“Good stories die hard,” commented Ian Howat of Ohio State University, briefing the media at the American Geophysical Union’s Fall Meeting in advance of his session. He said the idea had been around at least since 2002, citing a comment that year by NASA glaciologist Jay Zwally, who wrote that warmer summer temperatures increased surface meltwater production and water flow to the base, and that basal sliding provides a mechanism for rapid response of the ice sheets to climate change. By “rapid,” Zwally probably meant decades to centuries, said Howat, but he was interpreted as saying weeks, months, or years.
In fact, Howat said, we are only beginning to understand the complexity of subsurface processes in Greenland’s massive glaciers, but the basal lubrication hypothesis has already been proved wrong.
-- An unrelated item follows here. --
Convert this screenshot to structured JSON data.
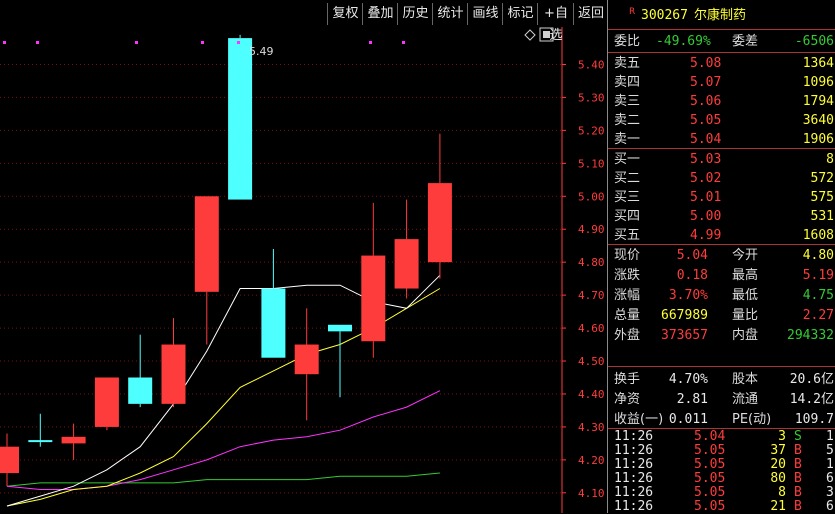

If basal meltwater caused glacial speedup, Howat said, we would probably see regular seasonal and even daily cycles of movement, and this is not the case.
Meltwater, seeping through cracks from surface lakes down through glaciers, does play a role, Howat said, but it is much more complicated than had been thought. The real key to the large-scale glacial accelerations of recent years is the glacial front, where it meets the ocean.
Using inexpensive GPS devices deployed on glaciers, Howat and his team have been measuring the 21st century meaning of “a glacial pace.” They have found that most of the time, there is no correlation between glacial meltwater at the base on an ice sheet and ice loss along the coast.
To better calculate the volume of water melting through a glacier, John Adler of the University of Colorado and colleagues are measuring surface lakes from the air. These lakes can suddenly vanish as they drain into the glacier. The water creates an intricate network of passages, called moulins, that regulate the flow and determine where water collects between ice and bedrock at various times of year.
This water certainly contributes to the movement of glaciers, said Howat, perhaps 100 metres per year, but along the coast, glaciers are flowing into the sea at rates as high as 10 kilometres per year, and the meltwater cannot explain that. Further, there is no apparent correlation between between peak meltwater in summer and the sudden acceleration in outlet glaciers. Some glaciers even accelerate in the dead of winter, when there is no significant meltwater, he noted.
Howat suggested that sudden increases in ocean temperature might be the explanation, affecting the friction that holds glacial outlets firm against the walls of the fjords through which they flow.
There is still much to be learned about how Greenland’s glaciers behave. Alberto Behar of NASA’s Jet Propulsion Laboratory described a series of attempts to investigate “what lies below,” by sending instruments deep into moulins. So far, all have failed. Behar, who worked on the Mars exploration rovers, told reporters that each year’s efforts have helped refine what is needed for a successful subglacial probe, and he remains hopeful of finding the right combination of materials and instruments.
Rubber duckies may provide part of the answer. Behar dropped 100 of them into moulins two years ago, each carrying an e-mail address for its finder to report its location when found. So far, however, not a single rubber ducky has reported in.